According to Naveen Salhotra, a trainer at the centre, “An international standard judo kit alone costs Rs 8,000 to Rs 10,000. You need a lot of expenditure to compete at an elite level in any sport, and students from rich families largely do not come to this centre or to judo as a game.” Nisha Saini, the mother of Jasleen Singh Saini, also told me about the steep cost of raising a competitive judoka. The monthly expenditure on a player’s diet alone, she said, can be around R10,000—to say nothing of the costs of protein supplements and travelling to tournaments.
Gurdaspur’s judo community also suffers from a lack of government support. There are no coaches at the centre who have been approved by the Netaji Subhas National Institute of Sports Patiala or the Sports Authority of India. There are only two active coaches at the centre—far too few to give enough attention to all the judokas. In addition to this, in 2015, the union government stopped providing grants to the Judo Federation of India, the sport’s national administrative body. Dev Singh Dhaliwal, the general secretary of the Punjab Judo Association, told me over the phone, from Bhatinda, that the PJA has an annual budget of only R2 lakh. He said that although crores of rupees had been spent on athletics initiatives such as Khelo India, “the benefits to the players are very minimal.” This means, he said, “it is pointless to compare ourselves with China or Russia, which have huge budgets.”
Many of the people I spoke to said that such factors mean that India will need to devote many more resources to judo if it hopes to perform well at the Olympics. Satish Kumar, one of the coaches currently working at the centre, made no effort to hide his irritation when I asked about this. “Every four years there is a lot of hype about India not winning medals at the Olympics,” he said. “But if we have to compete internationally, we need scientific support, assistance and nutrition throughout the four years. We need a sports doctor who can understand athletes’ needs. Holding a camp just before the Olympics is of little use.”
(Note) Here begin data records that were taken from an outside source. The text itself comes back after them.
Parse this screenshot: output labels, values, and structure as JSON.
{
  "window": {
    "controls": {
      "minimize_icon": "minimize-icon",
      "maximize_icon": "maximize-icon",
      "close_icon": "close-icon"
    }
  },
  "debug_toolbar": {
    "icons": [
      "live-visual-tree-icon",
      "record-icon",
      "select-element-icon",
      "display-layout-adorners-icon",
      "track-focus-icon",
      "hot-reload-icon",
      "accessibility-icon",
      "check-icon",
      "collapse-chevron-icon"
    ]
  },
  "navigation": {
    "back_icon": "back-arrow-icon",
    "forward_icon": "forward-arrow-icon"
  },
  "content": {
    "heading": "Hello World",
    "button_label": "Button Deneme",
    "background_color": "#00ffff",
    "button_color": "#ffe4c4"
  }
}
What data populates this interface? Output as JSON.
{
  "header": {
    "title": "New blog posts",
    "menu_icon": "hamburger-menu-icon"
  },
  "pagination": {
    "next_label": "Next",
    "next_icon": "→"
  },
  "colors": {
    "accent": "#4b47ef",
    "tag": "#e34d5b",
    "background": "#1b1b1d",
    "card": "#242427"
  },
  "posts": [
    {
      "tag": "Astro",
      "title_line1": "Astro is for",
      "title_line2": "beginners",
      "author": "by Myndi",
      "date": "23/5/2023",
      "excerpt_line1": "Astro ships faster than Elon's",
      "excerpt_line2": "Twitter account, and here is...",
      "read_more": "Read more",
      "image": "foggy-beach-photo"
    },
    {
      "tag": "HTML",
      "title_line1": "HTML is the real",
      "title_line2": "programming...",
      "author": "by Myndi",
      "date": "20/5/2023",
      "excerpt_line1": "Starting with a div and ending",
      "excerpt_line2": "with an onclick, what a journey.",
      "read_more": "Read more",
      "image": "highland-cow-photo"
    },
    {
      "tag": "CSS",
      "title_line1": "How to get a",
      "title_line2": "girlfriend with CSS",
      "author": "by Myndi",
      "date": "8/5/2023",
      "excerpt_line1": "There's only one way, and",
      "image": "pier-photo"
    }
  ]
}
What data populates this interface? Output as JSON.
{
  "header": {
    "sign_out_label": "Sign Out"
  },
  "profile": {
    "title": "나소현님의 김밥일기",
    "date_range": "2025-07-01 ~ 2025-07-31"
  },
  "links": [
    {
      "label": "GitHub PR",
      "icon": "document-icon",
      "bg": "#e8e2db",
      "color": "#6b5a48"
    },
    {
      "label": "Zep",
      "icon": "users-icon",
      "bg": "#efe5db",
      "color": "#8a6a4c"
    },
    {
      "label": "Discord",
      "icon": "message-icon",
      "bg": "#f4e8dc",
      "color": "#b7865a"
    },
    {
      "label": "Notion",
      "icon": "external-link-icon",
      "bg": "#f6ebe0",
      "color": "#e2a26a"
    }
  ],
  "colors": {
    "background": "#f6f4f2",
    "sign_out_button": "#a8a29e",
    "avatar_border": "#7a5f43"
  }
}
But above all, Ravi Kumar, a junior coach at the centre, cautioned that the government needs to think about judokas’ financial security. “There is no point winning medals,” he said, “if the player has to then struggle for employment afterwards.”
Vikas Prakash Joshi is an independent journalist, podcaster, translator and writer. He has been published in The Wire, DNA and The Hindu, among other publications, and has worked in the field of Right to Information.